HBC on Monday announced it is "pursuing strategic alternatives for the Lord + Taylor operating business, including a possible sale or merger."
HBC has retained PJ Solomon as its financial adviser for the review of the Lord & Taylor operating business, according to a company press release. "Throughout the review, Lord + Taylor remains committed to serving customers across our stores and digital channels," HBC CEO Helena Foulkes said in a statement.
Lord & Taylor in 2018 notched annual revenue of CAD$1.4 billion ($1 billion), through its website and more than 40 stores, mostly in the Northeast and mid-Atlantic U.S., the company said. Lord & Taylor also has a partnership with Walmart.com.

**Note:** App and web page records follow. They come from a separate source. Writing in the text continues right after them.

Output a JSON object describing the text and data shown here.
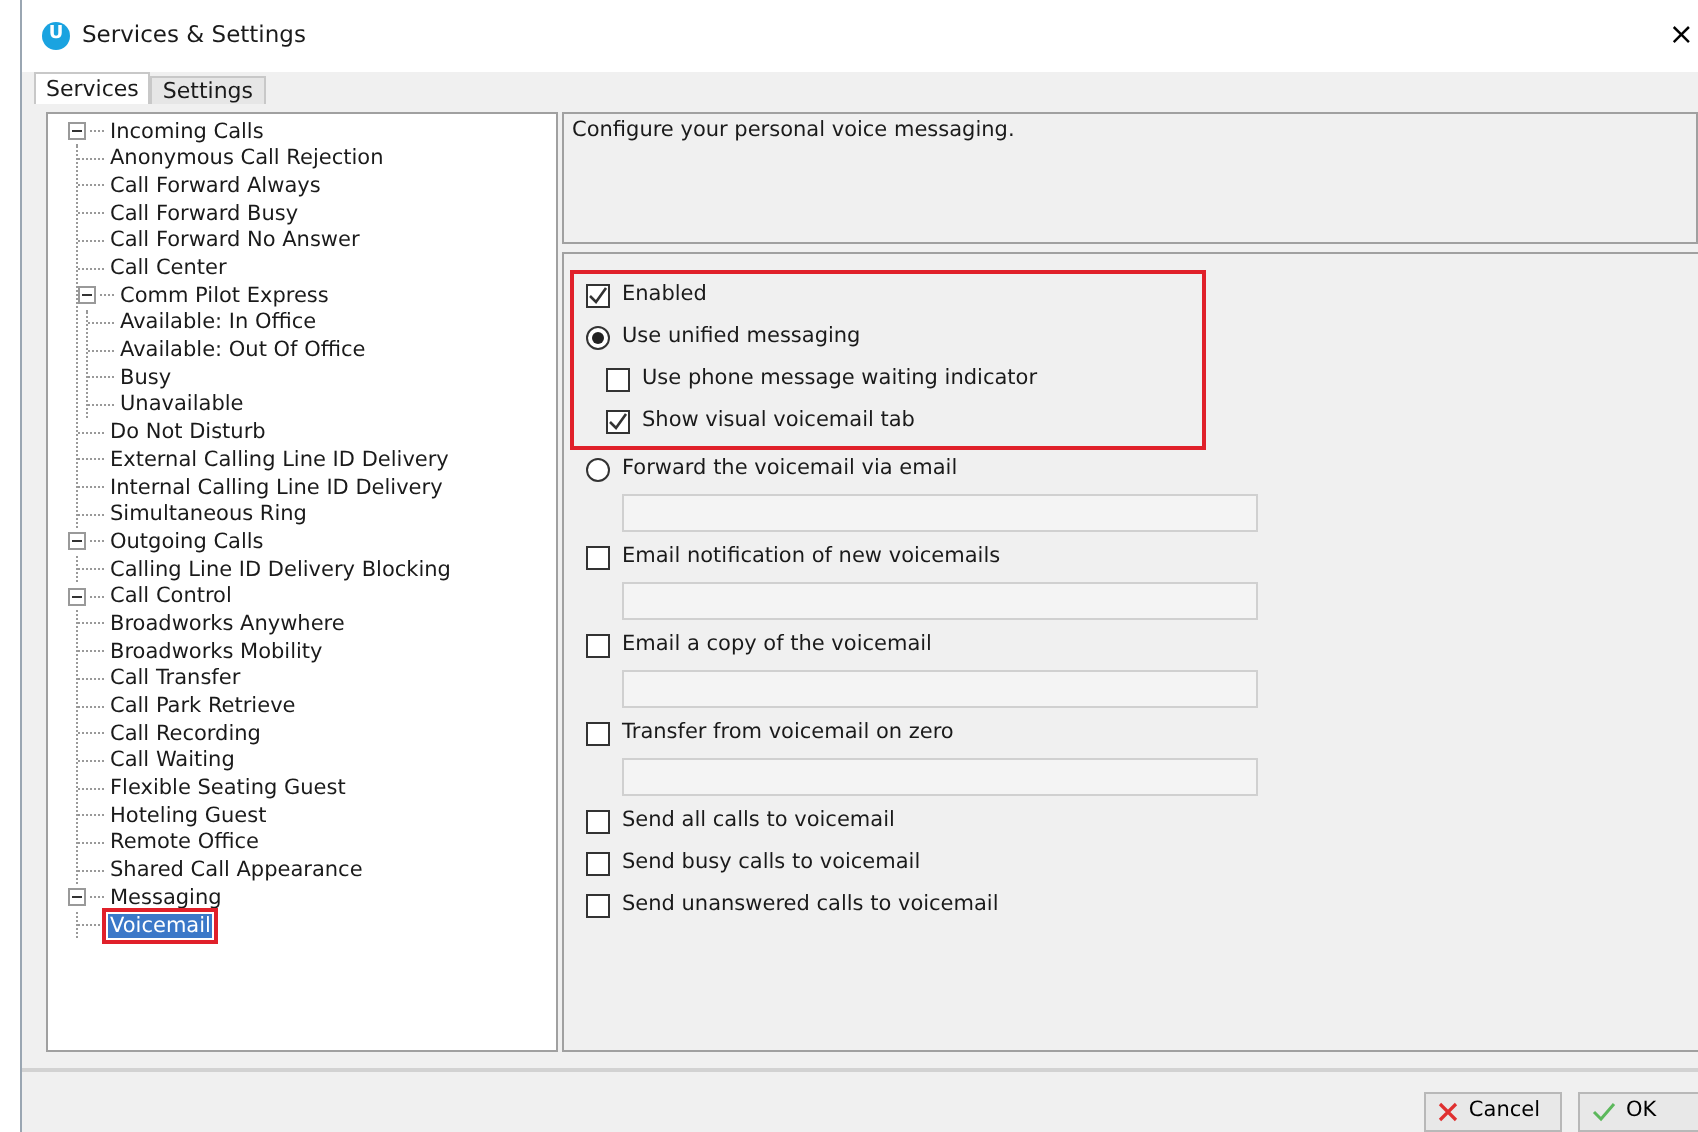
{
  "window": {
    "title": "Services & Settings",
    "icon_letter": "U",
    "close": "×"
  },
  "tabs": [
    {
      "label": "Services",
      "selected": true
    },
    {
      "label": "Settings",
      "selected": false
    }
  ],
  "tree": [
    {
      "label": "Incoming Calls",
      "expanded": true,
      "selected": false,
      "highlighted": false,
      "children": [
        {
          "label": "Anonymous Call Rejection",
          "selected": false,
          "highlighted": false
        },
        {
          "label": "Call Forward Always",
          "selected": false,
          "highlighted": false
        },
        {
          "label": "Call Forward Busy",
          "selected": false,
          "highlighted": false
        },
        {
          "label": "Call Forward No Answer",
          "selected": false,
          "highlighted": false
        },
        {
          "label": "Call Center",
          "selected": false,
          "highlighted": false
        },
        {
          "label": "Comm Pilot Express",
          "expanded": true,
          "selected": false,
          "highlighted": false,
          "children": [
            {
              "label": "Available: In Office",
              "selected": false,
              "highlighted": false
            },
            {
              "label": "Available: Out Of Office",
              "selected": false,
              "highlighted": false
            },
            {
              "label": "Busy",
              "selected": false,
              "highlighted": false
            },
            {
              "label": "Unavailable",
              "selected": false,
              "highlighted": false
            }
          ]
        },
        {
          "label": "Do Not Disturb",
          "selected": false,
          "highlighted": false
        },
        {
          "label": "External Calling Line ID Delivery",
          "selected": false,
          "highlighted": false
        },
        {
          "label": "Internal Calling Line ID Delivery",
          "selected": false,
          "highlighted": false
        },
        {
          "label": "Simultaneous Ring",
          "selected": false,
          "highlighted": false
        }
      ]
    },
    {
      "label": "Outgoing Calls",
      "expanded": true,
      "selected": false,
      "highlighted": false,
      "children": [
        {
          "label": "Calling Line ID Delivery Blocking",
          "selected": false,
          "highlighted": false
        }
      ]
    },
    {
      "label": "Call Control",
      "expanded": true,
      "selected": false,
      "highlighted": false,
      "children": [
        {
          "label": "Broadworks Anywhere",
          "selected": false,
          "highlighted": false
        },
        {
          "label": "Broadworks Mobility",
          "selected": false,
          "highlighted": false
        },
        {
          "label": "Call Transfer",
          "selected": false,
          "highlighted": false
        },
        {
          "label": "Call Park Retrieve",
          "selected": false,
          "highlighted": false
        },
        {
          "label": "Call Recording",
          "selected": false,
          "highlighted": false
        },
        {
          "label": "Call Waiting",
          "selected": false,
          "highlighted": false
        },
        {
          "label": "Flexible Seating Guest",
          "selected": false,
          "highlighted": false
        },
        {
          "label": "Hoteling Guest",
          "selected": false,
          "highlighted": false
        },
        {
          "label": "Remote Office",
          "selected": false,
          "highlighted": false
        },
        {
          "label": "Shared Call Appearance",
          "selected": false,
          "highlighted": false
        }
      ]
    },
    {
      "label": "Messaging",
      "expanded": true,
      "selected": false,
      "highlighted": false,
      "children": [
        {
          "label": "Voicemail",
          "selected": true,
          "highlighted": true
        }
      ]
    }
  ],
  "description": "Configure your personal voice messaging.",
  "options": [
    {
      "kind": "checkbox",
      "label": "Enabled",
      "checked": true,
      "highlighted": true
    },
    {
      "kind": "radio",
      "label": "Use unified messaging",
      "checked": true,
      "highlighted": true,
      "children": [
        {
          "kind": "checkbox",
          "label": "Use phone message waiting indicator",
          "checked": false,
          "highlighted": true
        },
        {
          "kind": "checkbox",
          "label": "Show visual voicemail tab",
          "checked": true,
          "highlighted": true
        }
      ]
    },
    {
      "kind": "radio",
      "label": "Forward the voicemail via email",
      "checked": false,
      "highlighted": false,
      "has_field": true
    },
    {
      "kind": "checkbox",
      "label": "Email notification of new voicemails",
      "checked": false,
      "highlighted": false,
      "has_field": true
    },
    {
      "kind": "checkbox",
      "label": "Email a copy of the voicemail",
      "checked": false,
      "highlighted": false,
      "has_field": true
    },
    {
      "kind": "checkbox",
      "label": "Transfer from voicemail on zero",
      "checked": false,
      "highlighted": false,
      "has_field": true
    },
    {
      "kind": "checkbox",
      "label": "Send all calls to voicemail",
      "checked": false,
      "highlighted": false
    },
    {
      "kind": "checkbox",
      "label": "Send busy calls to voicemail",
      "checked": false,
      "highlighted": false
    },
    {
      "kind": "checkbox",
      "label": "Send unanswered calls to voicemail",
      "checked": false,
      "highlighted": false
    }
  ],
  "buttons": [
    {
      "kind": "cancel",
      "label": "Cancel"
    },
    {
      "kind": "ok",
      "label": "OK"
    }
  ]
}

HBC has long worked to take advantage of its real estate, and Lord & Taylor's value to HBC is increasingly difficult to find in its department store operations, while easier to find in its property holdings. In February it closed on the sale of the Lord & Taylor Fifth Avenue building to WeWork Property Investors for CAD$1.1 billion, or $850 million, so the value of that building alone nearly reached its annual sales.

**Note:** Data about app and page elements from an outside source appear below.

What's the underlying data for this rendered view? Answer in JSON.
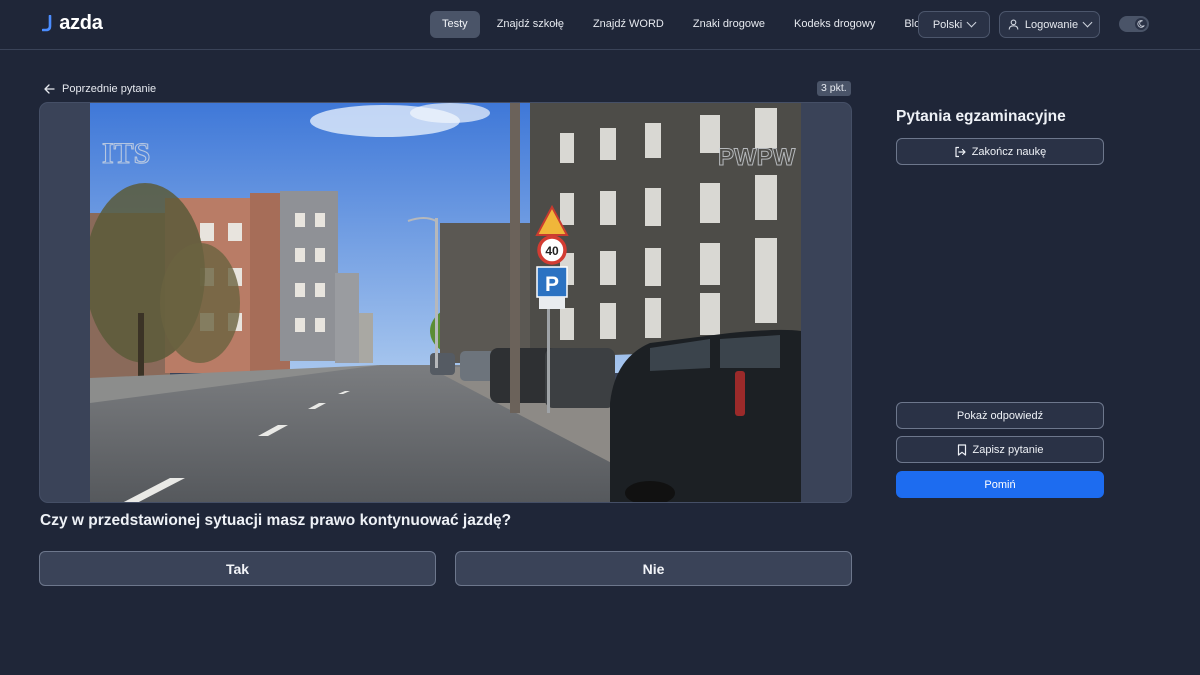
{
  "header": {
    "logo_text": "jazda",
    "nav": [
      {
        "label": "Testy",
        "active": true
      },
      {
        "label": "Znajdź szkołę",
        "active": false
      },
      {
        "label": "Znajdź WORD",
        "active": false
      },
      {
        "label": "Znaki drogowe",
        "active": false
      },
      {
        "label": "Kodeks drogowy",
        "active": false
      },
      {
        "label": "Blog",
        "active": false
      }
    ],
    "language": "Polski",
    "login": "Logowanie",
    "theme": "dark"
  },
  "question": {
    "back_label": "Poprzednie pytanie",
    "points": "3 pkt.",
    "text": "Czy w przedstawionej sytuacji masz prawo kontynuować jazdę?",
    "answers": [
      "Tak",
      "Nie"
    ],
    "media": {
      "watermark_left": "ITS",
      "watermark_right": "PWPW",
      "speed_limit_sign": "40",
      "parking_sign": "P"
    }
  },
  "panel": {
    "title": "Pytania egzaminacyjne",
    "end_label": "Zakończ naukę",
    "show_answer_label": "Pokaż odpowiedź",
    "save_label": "Zapisz pytanie",
    "skip_label": "Pomiń"
  },
  "colors": {
    "background": "#1f2638",
    "accent": "#1d6cf0",
    "button_fill": "#3a4358"
  }
}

Indeed, last year HBC was reportedly looking to unload not just the Manhattan flagship and its Skokie, Illinois, location (shuttered in 2017 after months of pressure from activist investor Land & Buildings Investment Management to sell off its best properties and deliver the proceeds to investors), but the entire chain.
That's now officially on the table as part of a wider effort to bring HBC the utmost in profitability and potential for growth. The company in recent years has been simplifying its organization, strengthening its retail operations and unlocking the value of its real estate, and its review of its options for Lord & Taylor "is another example of how we are exploring options to position HBC for long-term success," Foulkes also said in her statement. "Over the last year, we've taken bold actions and made fundamental fixes that have resulted in a far stronger, more capable HBC, having returned to positive operating cash flow, increased profitability and strengthened the balance sheet."

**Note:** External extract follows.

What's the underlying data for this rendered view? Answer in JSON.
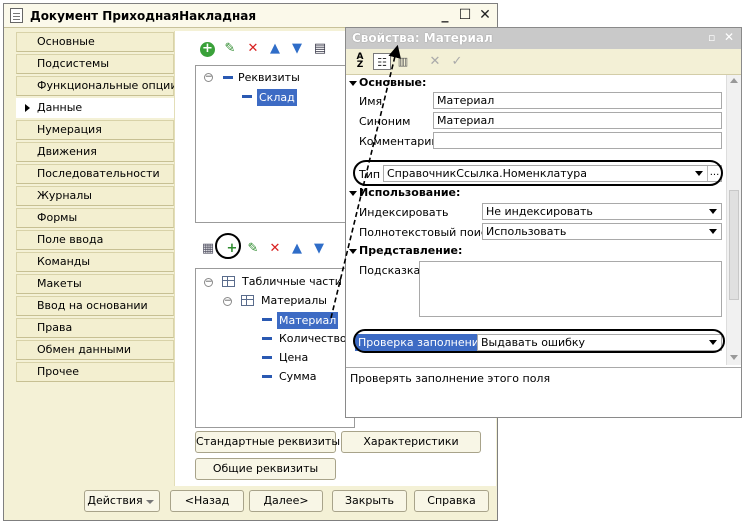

Lord & Taylor is low-hanging fruit for the company, which also runs Saks Fifth Avenue and Hudson's Bay Co. in Canada. The middle-of-the-road department store banner saw its year-over-year sales decline, and together with Hudson's Bay and the now-shuttered Home Outfitters, store comps fell 5.2%, according to its most recent report. Aside from the closure of its Canadian Home Outfitters furniture business, the fate of its Canadian operations remains unclear. But in the U.S. the company is aiming for the luxury segment, according to Bob Phibbs, CEO of the consulting firm The Retail Doctor.
"They have neglected the brand for a long time. Let's face it, the money's in Saks, and clearly they realize that the middle is going to be suffering," he told Retail Dive in an interview. "Lord & Taylor was always a cut above Penney and direct competitor Macy's. But the middle is getting squeezed, unless you're willing to spend money on your stores like they did with Saks. The question becomes what happens to the Lord & Taylor brand — who would buy it? With 40 stores it's not a big enough chain. But it is still an iconic brand and you could find someone willing to do it as you saw with FAO Schwarz."
The fleet could be sold off piecemeal or in one swoop, but HBC doesn't likely care how it goes, as long as the proceeds go to trim down its debt and possibly help fund a turnaround at Hudson's Bay, he also said.